Publishers Weekly, 15 March 2006

This is indeed a thinking fan's guide! Tony Watkins delves sympathetically and seriously into Pullman's fiction. He provides a readable and fun way into the theological and philosophical questions, while showing integrity towards the stories themselves.
David Wilkinson, Principal, St John's College, Durham, and author of The Power of the Force: The Spirituality of the "Star Wars" Films and God, Time and Stephen Hawking
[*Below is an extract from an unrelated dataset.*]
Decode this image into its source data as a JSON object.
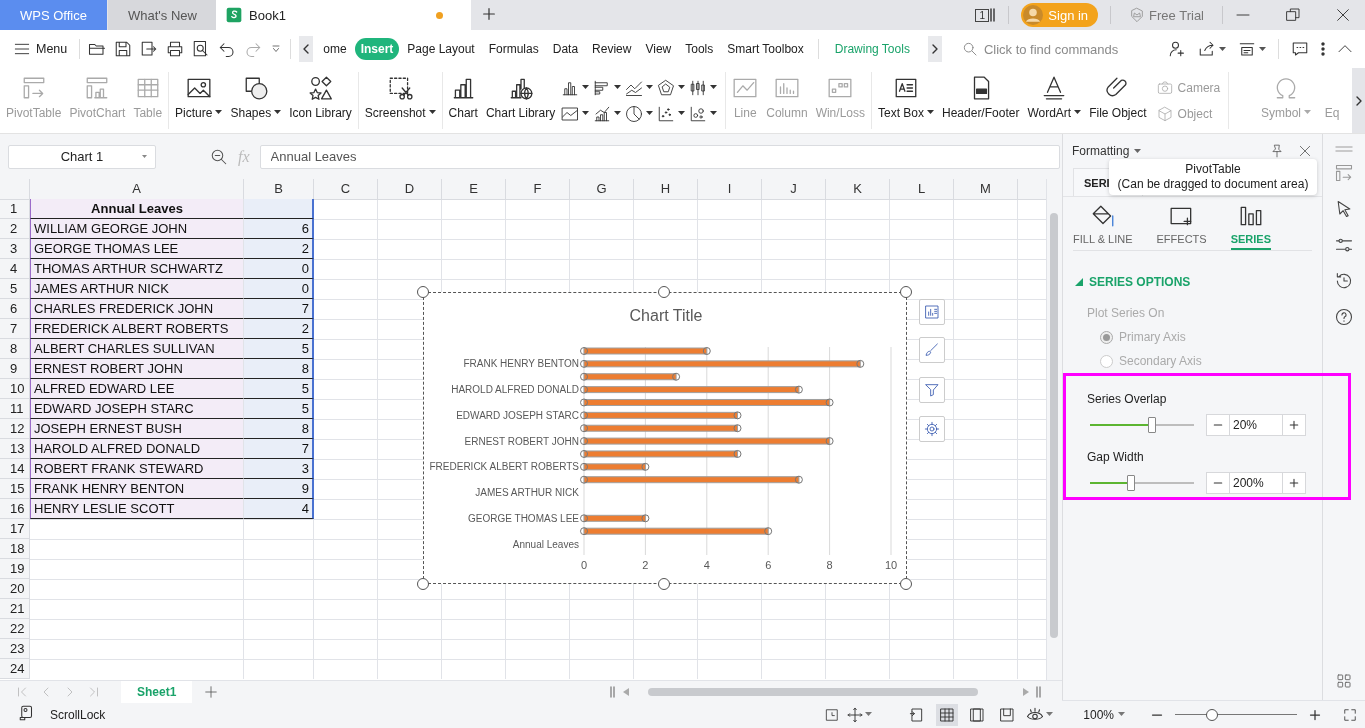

As more of these guides to His Dark Materials are published, its good to see that they're covering more and more material. Dark Matter by Tony Watkins (published by Damaris) is the first of the books to really go in depth into the more controversial issues raised by His Dark Materials. He looks at the series from the perspective of a Christian who deeply enjoyed His Dark Materials, and is willing to tackle some of the questions that Pullman raises. While some of the earlier guide books have presented just the facts about the books, just going through and reciting the storyline without adding much commentary, Watkins has provided some excellent analysis that will be insightful to new readers and long-time fans alike. There are extensive footnotes throughout the text that are useful in following up on some of the information and quotes he uses, as well as an appendix on the science in the trilogy . . . Some readers might have expected Watkins to condemn parts of the trilogy because of his Christianity, but he is successful in portraying both his enjoyment of the story as a whole and his respectful disagreement on a few issues which are all handled tactfully. review (leading His Dark Materials fansite)